> [PROBLEM DETAILS] From the entries that follow, copy each line containing the word "viewlayer".

------------------------------------

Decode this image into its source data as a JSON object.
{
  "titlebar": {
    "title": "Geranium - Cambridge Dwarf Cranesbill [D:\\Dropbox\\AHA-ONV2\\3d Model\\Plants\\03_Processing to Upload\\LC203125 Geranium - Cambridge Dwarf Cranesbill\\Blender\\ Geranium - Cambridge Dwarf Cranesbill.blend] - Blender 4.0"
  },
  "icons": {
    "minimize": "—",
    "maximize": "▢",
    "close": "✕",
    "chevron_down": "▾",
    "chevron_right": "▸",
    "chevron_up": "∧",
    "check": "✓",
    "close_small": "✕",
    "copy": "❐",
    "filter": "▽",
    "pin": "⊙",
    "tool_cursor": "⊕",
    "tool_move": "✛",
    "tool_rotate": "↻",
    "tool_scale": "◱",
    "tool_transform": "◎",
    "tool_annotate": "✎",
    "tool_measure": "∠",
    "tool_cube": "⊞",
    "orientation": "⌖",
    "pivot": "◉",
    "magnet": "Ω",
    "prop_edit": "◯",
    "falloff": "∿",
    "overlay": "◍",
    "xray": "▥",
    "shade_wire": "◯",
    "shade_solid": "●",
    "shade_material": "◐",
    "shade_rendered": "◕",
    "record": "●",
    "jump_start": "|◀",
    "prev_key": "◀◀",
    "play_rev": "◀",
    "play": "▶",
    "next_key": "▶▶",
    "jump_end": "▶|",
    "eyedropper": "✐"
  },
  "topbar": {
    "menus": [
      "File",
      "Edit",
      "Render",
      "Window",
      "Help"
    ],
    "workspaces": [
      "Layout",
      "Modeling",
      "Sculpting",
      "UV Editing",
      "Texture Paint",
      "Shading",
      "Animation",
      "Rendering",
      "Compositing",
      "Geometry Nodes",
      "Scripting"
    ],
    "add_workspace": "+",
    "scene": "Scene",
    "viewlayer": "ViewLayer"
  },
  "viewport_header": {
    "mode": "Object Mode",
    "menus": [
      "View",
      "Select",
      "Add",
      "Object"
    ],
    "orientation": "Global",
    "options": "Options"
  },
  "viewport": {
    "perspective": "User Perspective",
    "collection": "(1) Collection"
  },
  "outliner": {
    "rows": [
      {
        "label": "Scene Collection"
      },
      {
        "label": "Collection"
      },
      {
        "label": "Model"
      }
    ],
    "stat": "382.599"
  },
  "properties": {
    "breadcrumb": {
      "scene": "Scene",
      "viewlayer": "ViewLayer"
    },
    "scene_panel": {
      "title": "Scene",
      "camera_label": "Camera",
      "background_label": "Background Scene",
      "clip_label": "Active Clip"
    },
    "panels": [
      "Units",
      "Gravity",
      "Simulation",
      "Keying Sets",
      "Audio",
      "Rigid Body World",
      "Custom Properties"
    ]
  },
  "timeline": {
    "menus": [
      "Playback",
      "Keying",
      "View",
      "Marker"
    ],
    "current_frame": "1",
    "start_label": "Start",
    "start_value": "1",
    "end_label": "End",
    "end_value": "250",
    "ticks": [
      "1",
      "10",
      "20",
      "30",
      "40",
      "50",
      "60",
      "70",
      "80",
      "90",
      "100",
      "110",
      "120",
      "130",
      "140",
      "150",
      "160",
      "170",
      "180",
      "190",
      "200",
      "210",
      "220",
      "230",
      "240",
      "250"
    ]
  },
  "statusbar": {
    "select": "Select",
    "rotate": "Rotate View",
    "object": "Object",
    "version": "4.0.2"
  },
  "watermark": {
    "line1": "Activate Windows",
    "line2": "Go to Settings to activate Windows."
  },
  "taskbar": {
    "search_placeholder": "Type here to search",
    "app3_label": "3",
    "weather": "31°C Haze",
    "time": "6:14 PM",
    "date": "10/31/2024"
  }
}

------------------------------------

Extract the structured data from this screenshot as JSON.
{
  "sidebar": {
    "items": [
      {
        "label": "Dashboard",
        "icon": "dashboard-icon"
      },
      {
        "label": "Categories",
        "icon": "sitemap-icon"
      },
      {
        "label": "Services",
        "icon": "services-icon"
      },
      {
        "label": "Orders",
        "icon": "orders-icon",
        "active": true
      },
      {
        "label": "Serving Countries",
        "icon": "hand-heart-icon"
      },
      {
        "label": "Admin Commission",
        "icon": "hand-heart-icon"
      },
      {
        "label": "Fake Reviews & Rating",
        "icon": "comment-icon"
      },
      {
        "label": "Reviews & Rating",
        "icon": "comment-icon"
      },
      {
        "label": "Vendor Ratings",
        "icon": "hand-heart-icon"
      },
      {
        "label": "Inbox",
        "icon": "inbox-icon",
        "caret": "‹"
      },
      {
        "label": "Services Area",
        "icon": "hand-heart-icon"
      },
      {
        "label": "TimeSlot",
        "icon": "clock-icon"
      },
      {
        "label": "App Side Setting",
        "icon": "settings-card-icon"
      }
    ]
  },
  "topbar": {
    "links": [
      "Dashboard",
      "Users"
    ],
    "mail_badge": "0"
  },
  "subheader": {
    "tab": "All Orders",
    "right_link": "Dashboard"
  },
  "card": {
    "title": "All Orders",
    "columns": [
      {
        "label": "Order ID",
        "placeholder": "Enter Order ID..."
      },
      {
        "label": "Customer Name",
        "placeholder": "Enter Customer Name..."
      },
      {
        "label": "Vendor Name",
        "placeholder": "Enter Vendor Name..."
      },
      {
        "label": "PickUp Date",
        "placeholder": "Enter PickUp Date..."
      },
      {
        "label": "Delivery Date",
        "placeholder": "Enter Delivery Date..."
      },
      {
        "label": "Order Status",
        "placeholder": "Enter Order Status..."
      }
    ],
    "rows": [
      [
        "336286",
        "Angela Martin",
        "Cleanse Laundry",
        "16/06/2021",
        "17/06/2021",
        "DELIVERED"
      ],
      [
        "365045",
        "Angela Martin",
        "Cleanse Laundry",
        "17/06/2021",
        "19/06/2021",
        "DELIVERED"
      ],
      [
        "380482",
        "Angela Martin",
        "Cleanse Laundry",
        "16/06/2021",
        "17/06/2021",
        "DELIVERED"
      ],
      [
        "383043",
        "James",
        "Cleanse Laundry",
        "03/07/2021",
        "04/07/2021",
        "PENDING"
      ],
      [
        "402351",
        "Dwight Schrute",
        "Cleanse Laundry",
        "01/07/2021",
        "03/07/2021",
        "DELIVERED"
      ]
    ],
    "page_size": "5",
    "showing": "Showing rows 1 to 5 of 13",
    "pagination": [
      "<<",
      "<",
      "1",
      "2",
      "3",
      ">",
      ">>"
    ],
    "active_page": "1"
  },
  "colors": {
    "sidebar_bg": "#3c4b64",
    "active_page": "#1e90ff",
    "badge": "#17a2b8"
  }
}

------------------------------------

> [ANSWER TO THIS PROBLEM]
    "viewlayer": "ViewLayer"
      "viewlayer": "ViewLayer"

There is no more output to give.